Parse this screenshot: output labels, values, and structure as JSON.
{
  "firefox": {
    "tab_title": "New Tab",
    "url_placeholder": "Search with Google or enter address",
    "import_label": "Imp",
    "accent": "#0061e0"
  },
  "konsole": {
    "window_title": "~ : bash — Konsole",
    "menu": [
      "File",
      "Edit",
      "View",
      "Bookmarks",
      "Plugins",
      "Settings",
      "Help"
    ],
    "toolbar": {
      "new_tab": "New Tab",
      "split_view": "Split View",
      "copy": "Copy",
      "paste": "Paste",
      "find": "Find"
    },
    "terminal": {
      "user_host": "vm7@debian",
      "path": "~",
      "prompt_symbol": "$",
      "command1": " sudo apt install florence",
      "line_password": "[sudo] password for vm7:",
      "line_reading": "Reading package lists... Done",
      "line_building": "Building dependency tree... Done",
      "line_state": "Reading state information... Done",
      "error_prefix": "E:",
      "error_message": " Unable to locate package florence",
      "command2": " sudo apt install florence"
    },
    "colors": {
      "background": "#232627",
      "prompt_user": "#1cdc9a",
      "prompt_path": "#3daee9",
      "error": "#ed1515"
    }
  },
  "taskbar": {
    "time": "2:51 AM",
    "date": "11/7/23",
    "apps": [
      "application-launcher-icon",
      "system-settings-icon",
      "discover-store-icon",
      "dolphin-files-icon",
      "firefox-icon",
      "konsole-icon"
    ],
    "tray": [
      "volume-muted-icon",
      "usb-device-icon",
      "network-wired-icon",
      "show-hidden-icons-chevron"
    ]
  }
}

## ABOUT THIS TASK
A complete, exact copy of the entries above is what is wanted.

## RESPONSE BELOW
Parse this screenshot: output labels, values, and structure as JSON.
{
  "firefox": {
    "tab_title": "New Tab",
    "url_placeholder": "Search with Google or enter address",
    "import_label": "Imp",
    "accent": "#0061e0"
  },
  "konsole": {
    "window_title": "~ : bash — Konsole",
    "menu": [
      "File",
      "Edit",
      "View",
      "Bookmarks",
      "Plugins",
      "Settings",
      "Help"
    ],
    "toolbar": {
      "new_tab": "New Tab",
      "split_view": "Split View",
      "copy": "Copy",
      "paste": "Paste",
      "find": "Find"
    },
    "terminal": {
      "user_host": "vm7@debian",
      "path": "~",
      "prompt_symbol": "$",
      "command1": " sudo apt install florence",
      "line_password": "[sudo] password for vm7:",
      "line_reading": "Reading package lists... Done",
      "line_building": "Building dependency tree... Done",
      "line_state": "Reading state information... Done",
      "error_prefix": "E:",
      "error_message": " Unable to locate package florence",
      "command2": " sudo apt install florence"
    },
    "colors": {
      "background": "#232627",
      "prompt_user": "#1cdc9a",
      "prompt_path": "#3daee9",
      "error": "#ed1515"
    }
  },
  "taskbar": {
    "time": "2:51 AM",
    "date": "11/7/23",
    "apps": [
      "application-launcher-icon",
      "system-settings-icon",
      "discover-store-icon",
      "dolphin-files-icon",
      "firefox-icon",
      "konsole-icon"
    ],
    "tray": [
      "volume-muted-icon",
      "usb-device-icon",
      "network-wired-icon",
      "show-hidden-icons-chevron"
    ]
  }
}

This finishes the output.